— Task data —
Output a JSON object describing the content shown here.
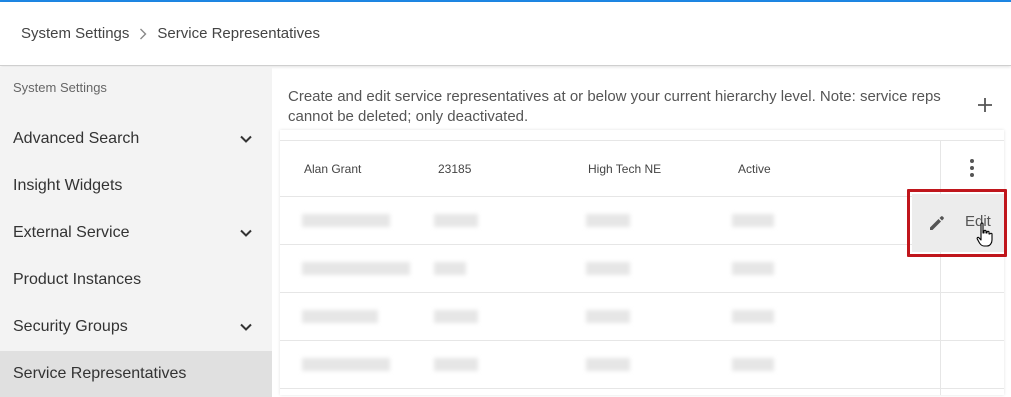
{
  "breadcrumb": {
    "parent": "System Settings",
    "current": "Service Representatives"
  },
  "sidebar": {
    "title": "System Settings",
    "items": [
      {
        "label": "Advanced Search",
        "has_chevron": true
      },
      {
        "label": "Insight Widgets",
        "has_chevron": false
      },
      {
        "label": "External Service",
        "has_chevron": true
      },
      {
        "label": "Product Instances",
        "has_chevron": false
      },
      {
        "label": "Security Groups",
        "has_chevron": true
      },
      {
        "label": "Service Representatives",
        "has_chevron": false,
        "active": true
      }
    ]
  },
  "main": {
    "description": "Create and edit service representatives at or below your current hierarchy level. Note: service reps cannot be deleted; only deactivated.",
    "add_icon": "plus-icon",
    "rows": [
      {
        "name": "Alan Grant",
        "id": "23185",
        "group": "High Tech NE",
        "status": "Active"
      }
    ],
    "row_menu": {
      "edit_label": "Edit",
      "edit_icon": "pencil-icon"
    }
  },
  "colors": {
    "accent_line": "#1e88e5",
    "highlight_box": "#c0161c",
    "sidebar_bg": "#f3f3f3",
    "sidebar_active_bg": "#e0e0e0"
  }
}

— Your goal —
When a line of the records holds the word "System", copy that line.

— Output for this task —
    "parent": "System Settings",
    "title": "System Settings",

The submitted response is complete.